Stored records:

-*-

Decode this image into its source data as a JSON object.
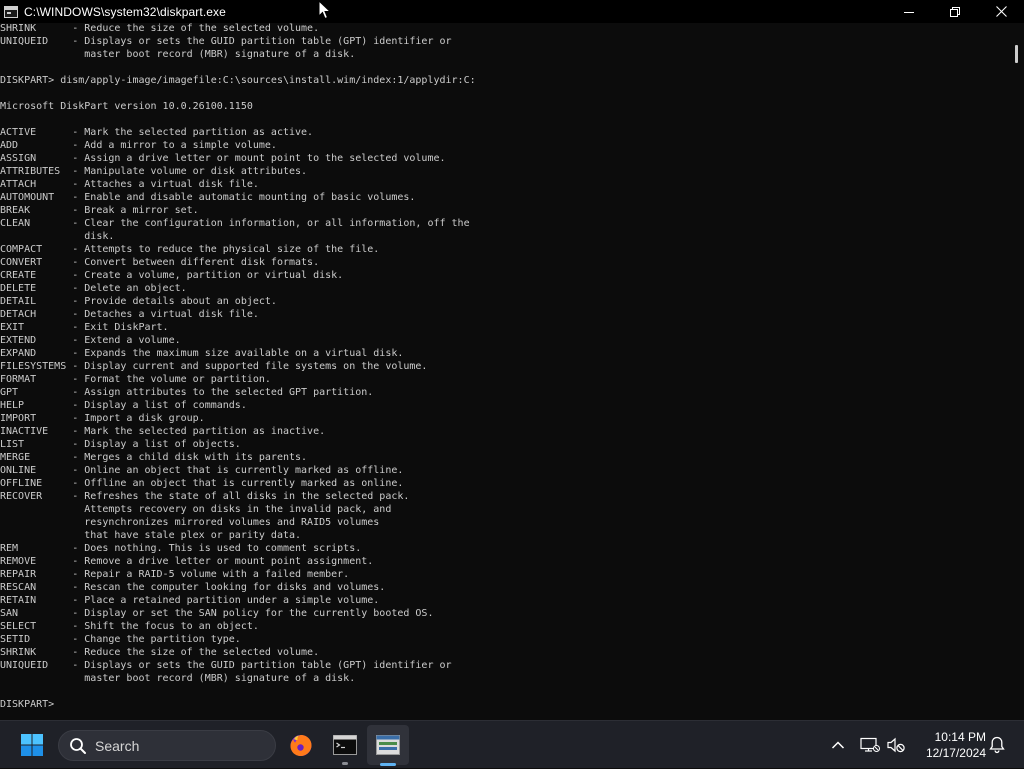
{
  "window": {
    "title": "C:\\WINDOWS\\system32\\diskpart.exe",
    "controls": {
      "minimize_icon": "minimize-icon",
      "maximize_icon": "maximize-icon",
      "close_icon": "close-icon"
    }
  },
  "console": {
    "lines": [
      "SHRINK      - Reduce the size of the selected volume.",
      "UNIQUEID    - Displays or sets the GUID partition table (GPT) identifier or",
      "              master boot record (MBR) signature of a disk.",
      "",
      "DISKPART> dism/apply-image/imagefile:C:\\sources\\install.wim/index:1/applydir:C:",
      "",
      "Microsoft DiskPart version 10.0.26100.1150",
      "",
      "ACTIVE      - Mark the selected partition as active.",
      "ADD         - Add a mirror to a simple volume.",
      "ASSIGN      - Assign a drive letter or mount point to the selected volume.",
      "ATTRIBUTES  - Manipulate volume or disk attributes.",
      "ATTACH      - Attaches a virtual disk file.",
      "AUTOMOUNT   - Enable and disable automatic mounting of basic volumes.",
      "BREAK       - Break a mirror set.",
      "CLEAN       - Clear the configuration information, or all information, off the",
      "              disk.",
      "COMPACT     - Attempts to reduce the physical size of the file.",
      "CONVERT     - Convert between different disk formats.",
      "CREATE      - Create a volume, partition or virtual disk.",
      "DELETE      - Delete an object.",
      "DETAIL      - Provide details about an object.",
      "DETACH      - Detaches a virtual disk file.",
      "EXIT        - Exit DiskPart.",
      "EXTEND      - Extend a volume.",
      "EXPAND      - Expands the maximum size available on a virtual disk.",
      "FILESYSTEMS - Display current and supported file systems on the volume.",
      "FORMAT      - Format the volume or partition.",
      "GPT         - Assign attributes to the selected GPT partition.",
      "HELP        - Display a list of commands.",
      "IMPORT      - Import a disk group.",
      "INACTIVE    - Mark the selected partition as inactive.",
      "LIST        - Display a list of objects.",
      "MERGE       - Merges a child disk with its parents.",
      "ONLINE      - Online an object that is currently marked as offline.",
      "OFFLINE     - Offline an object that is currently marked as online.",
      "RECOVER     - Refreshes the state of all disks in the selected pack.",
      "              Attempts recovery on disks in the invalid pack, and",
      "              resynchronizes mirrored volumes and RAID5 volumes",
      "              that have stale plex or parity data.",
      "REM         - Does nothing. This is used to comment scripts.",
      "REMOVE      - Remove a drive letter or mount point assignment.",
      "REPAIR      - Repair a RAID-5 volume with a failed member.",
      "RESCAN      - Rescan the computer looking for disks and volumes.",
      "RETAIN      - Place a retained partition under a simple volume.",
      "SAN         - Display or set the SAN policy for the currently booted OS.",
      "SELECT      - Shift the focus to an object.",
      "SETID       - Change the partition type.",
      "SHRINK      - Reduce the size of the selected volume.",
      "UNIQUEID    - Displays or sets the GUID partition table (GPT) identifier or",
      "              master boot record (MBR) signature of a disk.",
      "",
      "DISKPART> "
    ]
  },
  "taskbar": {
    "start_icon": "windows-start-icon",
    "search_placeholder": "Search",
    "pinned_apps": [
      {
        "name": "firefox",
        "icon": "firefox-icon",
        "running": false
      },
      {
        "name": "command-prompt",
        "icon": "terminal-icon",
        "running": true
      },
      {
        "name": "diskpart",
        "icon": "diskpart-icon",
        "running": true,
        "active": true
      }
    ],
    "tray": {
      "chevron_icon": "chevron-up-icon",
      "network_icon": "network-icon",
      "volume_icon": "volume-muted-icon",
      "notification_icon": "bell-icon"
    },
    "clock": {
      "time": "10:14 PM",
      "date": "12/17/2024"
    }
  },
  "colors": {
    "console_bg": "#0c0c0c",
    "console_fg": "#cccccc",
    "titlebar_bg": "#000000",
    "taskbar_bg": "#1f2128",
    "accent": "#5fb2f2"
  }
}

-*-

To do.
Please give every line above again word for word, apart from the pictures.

Solution to this exercise.
Decode this image into its source data as a JSON object.
{
  "window": {
    "title": "C:\\WINDOWS\\system32\\diskpart.exe",
    "controls": {
      "minimize_icon": "minimize-icon",
      "maximize_icon": "maximize-icon",
      "close_icon": "close-icon"
    }
  },
  "console": {
    "lines": [
      "SHRINK      - Reduce the size of the selected volume.",
      "UNIQUEID    - Displays or sets the GUID partition table (GPT) identifier or",
      "              master boot record (MBR) signature of a disk.",
      "",
      "DISKPART> dism/apply-image/imagefile:C:\\sources\\install.wim/index:1/applydir:C:",
      "",
      "Microsoft DiskPart version 10.0.26100.1150",
      "",
      "ACTIVE      - Mark the selected partition as active.",
      "ADD         - Add a mirror to a simple volume.",
      "ASSIGN      - Assign a drive letter or mount point to the selected volume.",
      "ATTRIBUTES  - Manipulate volume or disk attributes.",
      "ATTACH      - Attaches a virtual disk file.",
      "AUTOMOUNT   - Enable and disable automatic mounting of basic volumes.",
      "BREAK       - Break a mirror set.",
      "CLEAN       - Clear the configuration information, or all information, off the",
      "              disk.",
      "COMPACT     - Attempts to reduce the physical size of the file.",
      "CONVERT     - Convert between different disk formats.",
      "CREATE      - Create a volume, partition or virtual disk.",
      "DELETE      - Delete an object.",
      "DETAIL      - Provide details about an object.",
      "DETACH      - Detaches a virtual disk file.",
      "EXIT        - Exit DiskPart.",
      "EXTEND      - Extend a volume.",
      "EXPAND      - Expands the maximum size available on a virtual disk.",
      "FILESYSTEMS - Display current and supported file systems on the volume.",
      "FORMAT      - Format the volume or partition.",
      "GPT         - Assign attributes to the selected GPT partition.",
      "HELP        - Display a list of commands.",
      "IMPORT      - Import a disk group.",
      "INACTIVE    - Mark the selected partition as inactive.",
      "LIST        - Display a list of objects.",
      "MERGE       - Merges a child disk with its parents.",
      "ONLINE      - Online an object that is currently marked as offline.",
      "OFFLINE     - Offline an object that is currently marked as online.",
      "RECOVER     - Refreshes the state of all disks in the selected pack.",
      "              Attempts recovery on disks in the invalid pack, and",
      "              resynchronizes mirrored volumes and RAID5 volumes",
      "              that have stale plex or parity data.",
      "REM         - Does nothing. This is used to comment scripts.",
      "REMOVE      - Remove a drive letter or mount point assignment.",
      "REPAIR      - Repair a RAID-5 volume with a failed member.",
      "RESCAN      - Rescan the computer looking for disks and volumes.",
      "RETAIN      - Place a retained partition under a simple volume.",
      "SAN         - Display or set the SAN policy for the currently booted OS.",
      "SELECT      - Shift the focus to an object.",
      "SETID       - Change the partition type.",
      "SHRINK      - Reduce the size of the selected volume.",
      "UNIQUEID    - Displays or sets the GUID partition table (GPT) identifier or",
      "              master boot record (MBR) signature of a disk.",
      "",
      "DISKPART> "
    ]
  },
  "taskbar": {
    "start_icon": "windows-start-icon",
    "search_placeholder": "Search",
    "pinned_apps": [
      {
        "name": "firefox",
        "icon": "firefox-icon",
        "running": false
      },
      {
        "name": "command-prompt",
        "icon": "terminal-icon",
        "running": true
      },
      {
        "name": "diskpart",
        "icon": "diskpart-icon",
        "running": true,
        "active": true
      }
    ],
    "tray": {
      "chevron_icon": "chevron-up-icon",
      "network_icon": "network-icon",
      "volume_icon": "volume-muted-icon",
      "notification_icon": "bell-icon"
    },
    "clock": {
      "time": "10:14 PM",
      "date": "12/17/2024"
    }
  },
  "colors": {
    "console_bg": "#0c0c0c",
    "console_fg": "#cccccc",
    "titlebar_bg": "#000000",
    "taskbar_bg": "#1f2128",
    "accent": "#5fb2f2"
  }
}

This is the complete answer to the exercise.